Find the word "JSON" in the listing, and copy out each line where it turns up.
[Opening GIVEN INFORMATION section]
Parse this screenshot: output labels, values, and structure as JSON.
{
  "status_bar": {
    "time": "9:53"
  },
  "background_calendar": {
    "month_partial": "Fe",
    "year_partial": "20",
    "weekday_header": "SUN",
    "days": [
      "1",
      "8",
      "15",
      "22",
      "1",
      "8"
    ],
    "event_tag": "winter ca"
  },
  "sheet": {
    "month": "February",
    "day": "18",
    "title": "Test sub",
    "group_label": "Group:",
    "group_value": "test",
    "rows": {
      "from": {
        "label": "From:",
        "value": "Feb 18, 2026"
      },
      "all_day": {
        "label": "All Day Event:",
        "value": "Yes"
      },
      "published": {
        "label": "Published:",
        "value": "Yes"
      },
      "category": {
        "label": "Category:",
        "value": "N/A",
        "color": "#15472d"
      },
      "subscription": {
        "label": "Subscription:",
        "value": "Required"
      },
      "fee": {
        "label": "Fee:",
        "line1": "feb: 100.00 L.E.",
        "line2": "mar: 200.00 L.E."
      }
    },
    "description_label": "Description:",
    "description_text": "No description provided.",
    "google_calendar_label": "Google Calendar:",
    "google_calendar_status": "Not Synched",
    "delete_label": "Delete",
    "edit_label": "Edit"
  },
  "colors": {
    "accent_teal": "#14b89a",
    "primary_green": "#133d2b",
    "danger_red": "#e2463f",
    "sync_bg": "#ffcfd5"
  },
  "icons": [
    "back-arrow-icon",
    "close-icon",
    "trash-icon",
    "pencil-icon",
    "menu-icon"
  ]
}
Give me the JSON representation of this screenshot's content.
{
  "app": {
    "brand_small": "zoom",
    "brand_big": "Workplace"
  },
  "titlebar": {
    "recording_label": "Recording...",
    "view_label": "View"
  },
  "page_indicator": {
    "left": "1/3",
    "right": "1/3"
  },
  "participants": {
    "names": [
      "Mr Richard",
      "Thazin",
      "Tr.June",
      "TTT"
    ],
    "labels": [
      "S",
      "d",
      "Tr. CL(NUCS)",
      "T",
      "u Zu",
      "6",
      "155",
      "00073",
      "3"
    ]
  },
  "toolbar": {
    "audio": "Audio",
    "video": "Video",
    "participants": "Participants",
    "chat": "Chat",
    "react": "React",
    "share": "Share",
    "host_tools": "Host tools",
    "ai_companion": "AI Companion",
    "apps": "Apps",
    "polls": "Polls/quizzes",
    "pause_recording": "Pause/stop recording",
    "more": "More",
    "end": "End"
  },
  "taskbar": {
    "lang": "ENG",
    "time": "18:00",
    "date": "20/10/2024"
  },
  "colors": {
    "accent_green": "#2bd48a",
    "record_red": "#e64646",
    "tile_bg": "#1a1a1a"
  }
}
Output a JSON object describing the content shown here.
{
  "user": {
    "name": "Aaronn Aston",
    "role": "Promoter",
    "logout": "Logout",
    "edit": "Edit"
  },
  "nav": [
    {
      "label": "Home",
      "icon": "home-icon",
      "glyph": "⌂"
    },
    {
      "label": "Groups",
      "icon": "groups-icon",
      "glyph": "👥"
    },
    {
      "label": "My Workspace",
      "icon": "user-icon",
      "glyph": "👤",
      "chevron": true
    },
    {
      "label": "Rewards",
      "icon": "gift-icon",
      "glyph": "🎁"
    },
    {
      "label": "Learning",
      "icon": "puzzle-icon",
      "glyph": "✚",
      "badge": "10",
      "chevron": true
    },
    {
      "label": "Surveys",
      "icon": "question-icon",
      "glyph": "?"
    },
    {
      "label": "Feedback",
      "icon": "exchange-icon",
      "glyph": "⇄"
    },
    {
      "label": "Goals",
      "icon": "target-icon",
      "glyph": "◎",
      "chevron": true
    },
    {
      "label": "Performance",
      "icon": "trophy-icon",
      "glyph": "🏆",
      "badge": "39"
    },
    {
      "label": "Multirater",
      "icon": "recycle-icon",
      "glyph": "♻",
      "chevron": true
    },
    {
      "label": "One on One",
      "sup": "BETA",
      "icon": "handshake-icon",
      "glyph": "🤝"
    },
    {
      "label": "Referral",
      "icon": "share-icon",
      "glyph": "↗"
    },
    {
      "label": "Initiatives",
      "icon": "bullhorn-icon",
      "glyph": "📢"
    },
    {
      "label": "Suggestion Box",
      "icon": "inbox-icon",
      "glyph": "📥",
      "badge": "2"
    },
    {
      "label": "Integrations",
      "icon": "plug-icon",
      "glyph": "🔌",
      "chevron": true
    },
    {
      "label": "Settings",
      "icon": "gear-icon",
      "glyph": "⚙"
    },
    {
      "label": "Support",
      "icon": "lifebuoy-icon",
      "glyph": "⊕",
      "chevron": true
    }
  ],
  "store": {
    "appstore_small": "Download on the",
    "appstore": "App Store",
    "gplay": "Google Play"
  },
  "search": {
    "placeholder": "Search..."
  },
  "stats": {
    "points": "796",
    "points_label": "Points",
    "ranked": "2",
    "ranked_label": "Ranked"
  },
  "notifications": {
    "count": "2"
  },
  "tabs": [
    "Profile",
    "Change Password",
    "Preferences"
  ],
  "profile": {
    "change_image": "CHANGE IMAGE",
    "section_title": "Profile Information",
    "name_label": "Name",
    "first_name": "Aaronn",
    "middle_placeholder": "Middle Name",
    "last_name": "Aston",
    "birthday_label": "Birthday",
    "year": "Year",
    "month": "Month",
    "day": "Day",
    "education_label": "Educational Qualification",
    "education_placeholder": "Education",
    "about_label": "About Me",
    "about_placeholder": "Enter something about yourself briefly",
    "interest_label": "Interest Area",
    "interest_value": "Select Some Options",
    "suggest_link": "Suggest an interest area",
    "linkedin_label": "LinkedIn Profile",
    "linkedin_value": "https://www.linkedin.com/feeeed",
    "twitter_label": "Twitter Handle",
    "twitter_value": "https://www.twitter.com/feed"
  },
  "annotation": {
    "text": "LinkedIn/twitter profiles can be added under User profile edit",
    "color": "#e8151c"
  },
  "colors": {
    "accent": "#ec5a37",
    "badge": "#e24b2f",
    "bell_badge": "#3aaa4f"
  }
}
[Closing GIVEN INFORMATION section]
#### [RESPONSE AREA]
Parse this screenshot: output labels, values, and structure as JSON.
Give me the JSON representation of this screenshot's content.
Output a JSON object describing the content shown here.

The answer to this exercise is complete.